assessments after the 2015-2016 school year.
THERE’S STILL TIME TO GET ON BOARD WITH PARCC
With the full operational administration of
PARCC assessments scheduled for the 2014-
2015 school year, there is still time for planning
and preparation. So where is the most logical
place to start?
By working together with The SMARTER
Balanced Assessment Consortium (SBAC),
the State Educational Technology Directors
Association (SET DA), and Pearson, PARCC has
developed a Tech Readiness Tool that will help
states make the transition to next-generation
assessments. The Tech Readiness Tool gives
districts a way to enter data on their computers and
other devices, determine the ratio of devices to test
takers, build up their networks and infrastructure,
add additional staff members, and train staff
members as needed. A district staff member can
manually enter or upload the device inventory into
the Tech Readiness Tool. After a district completes
the school-readiness survey questions and submits
the data, the tool will provide a number of reports
that will give a snapshot about how prepared the
district is for the upcoming assessments.
Cathy Poplin, deputy associate
superintendent for educational technology at the Arizona Department of Education and a PARCC
technology readiness coordinator, has done a
number of PARCC readiness trainings with
Arizona school districts. For districts that are in
transition, she says, “I would highly recommend
reviewing the PARCC Tech Specification
(Version 2) document and sharing it with your
district leadership. In addition, look at all of the
reports provided by the Tech Readiness Tool. The
data can be exported into a spreadsheet or printed
directly as a PDF document.”
She also advises districts to pay particular
attention to devices that meet the minimum and
recommended specifications. She says, “I would
begin to work on a plan to upgrade or replace
any computer running Windows XP. I would

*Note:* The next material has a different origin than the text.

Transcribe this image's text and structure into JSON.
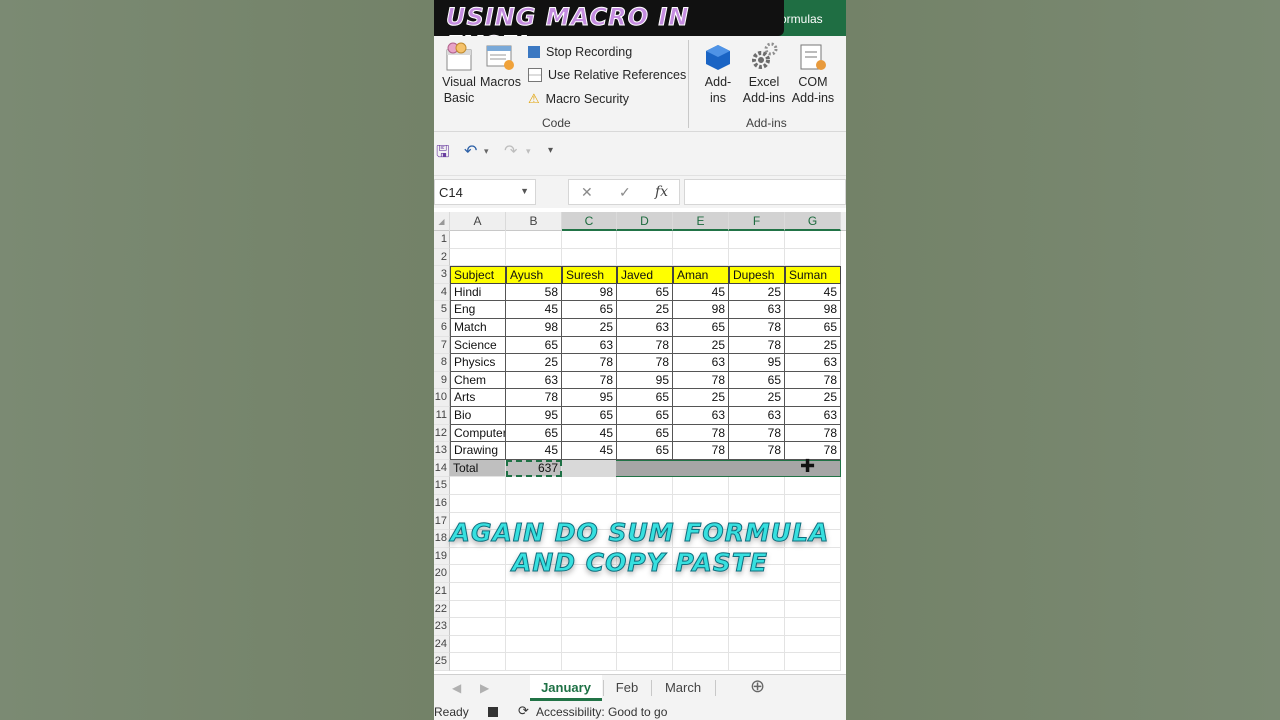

also encourage districts to use the PARCC rule
of thumb—one computer for every two students
in the largest tested grade level—to begin to
think about what this means for their school

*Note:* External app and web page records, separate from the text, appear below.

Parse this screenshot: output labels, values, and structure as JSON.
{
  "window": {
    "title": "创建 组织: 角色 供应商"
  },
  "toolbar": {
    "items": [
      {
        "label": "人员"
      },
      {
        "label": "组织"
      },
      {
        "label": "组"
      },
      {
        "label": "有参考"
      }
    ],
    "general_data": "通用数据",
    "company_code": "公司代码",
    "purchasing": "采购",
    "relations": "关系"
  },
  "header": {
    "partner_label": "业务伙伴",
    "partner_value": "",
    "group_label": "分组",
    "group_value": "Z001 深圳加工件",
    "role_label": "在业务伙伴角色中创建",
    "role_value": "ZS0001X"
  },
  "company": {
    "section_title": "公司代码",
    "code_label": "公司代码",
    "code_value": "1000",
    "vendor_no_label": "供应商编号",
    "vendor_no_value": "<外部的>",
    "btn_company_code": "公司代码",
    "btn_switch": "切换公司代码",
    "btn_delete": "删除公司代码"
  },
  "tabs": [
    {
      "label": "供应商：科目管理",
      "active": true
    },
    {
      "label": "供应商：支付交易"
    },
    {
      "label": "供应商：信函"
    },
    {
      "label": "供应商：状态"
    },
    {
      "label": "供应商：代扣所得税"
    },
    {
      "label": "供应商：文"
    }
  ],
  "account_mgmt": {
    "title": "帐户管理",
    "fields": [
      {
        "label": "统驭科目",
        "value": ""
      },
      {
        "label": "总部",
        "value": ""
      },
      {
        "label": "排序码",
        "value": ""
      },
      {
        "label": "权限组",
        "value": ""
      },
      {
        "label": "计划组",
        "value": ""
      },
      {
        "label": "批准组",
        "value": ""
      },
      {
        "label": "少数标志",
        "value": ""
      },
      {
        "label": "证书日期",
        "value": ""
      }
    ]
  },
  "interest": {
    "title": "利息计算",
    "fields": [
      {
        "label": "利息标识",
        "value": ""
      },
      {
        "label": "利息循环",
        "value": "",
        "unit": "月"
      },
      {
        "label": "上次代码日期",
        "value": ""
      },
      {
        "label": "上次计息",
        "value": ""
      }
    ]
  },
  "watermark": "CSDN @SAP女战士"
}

Poplin also encourages district leaders
to read SET DA’s document on “Technology
Readiness for College and Career Ready
Teaching, Learning, and Assessment” (www.setda.org/c/document_library/get_file?folderI
d=350&name=DLFE-1628.pdf ). She says, “It

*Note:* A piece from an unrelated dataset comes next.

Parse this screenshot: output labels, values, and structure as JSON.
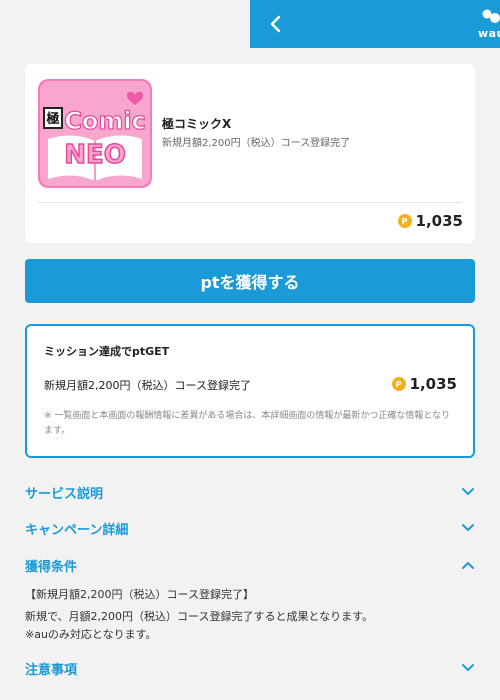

encourages local education agencies to think
bigger than just technology for assessment. It
also makes them think and plan for technology
for teaching and learning. Common Core standards have clear expectations about the use
of technology by students.”
The PARCC leadership team is working on the
final touches of a planning guide that they hope to
release in the near future. The guide will include
a draft of the School Technology Readiness
Planning calculator, which should assist districts
with different testing options. It is important
to remember that the online assessment is not
traditional with respect to the amount of time a
district has to administer the test to the designated
grades. At this time there is a 20-day maximum
window for the Performance Based Assessment
(PBA) and a 20-day maximum for the End of Year
Assessment (EOY). With the length of the testing
window and assistance from the Tech Readiness
Tool and eventually the planning calculator, the
transition to next-generation assessments can be a
There are still many unanswered questions
concerning the timeline and funding sources.
Some people think the assessment will never
become a reality. It is also likely the guidelines
will have a few revisions before they are final.
Whatever your opinion is on the PARCC
assessment, this is a good opportunity to take a
closer look at networks and devices and reflect
on the experience we are providing to our
students and teachers.
Jon Castelhano is director of technology for
Apache Junction USD in Arizona.
SCHOOL CIO BY THE NUMBERS
WILL MORE DATA MAKE A DIFFERENCE?
of respondents believe that
data will be the primary driver
of what teachers teach, how
they teach, and to whom they
teach within the next 4 years
(67% in the next 2 years).
of the respondents believe that
district-level support is “not
enough” in all areas of data
use. Compared to 2 years ago,
district-level support has
dropped in all areas.
of respondents believe that over
60% of their teachers are actively
using data to drive instruction.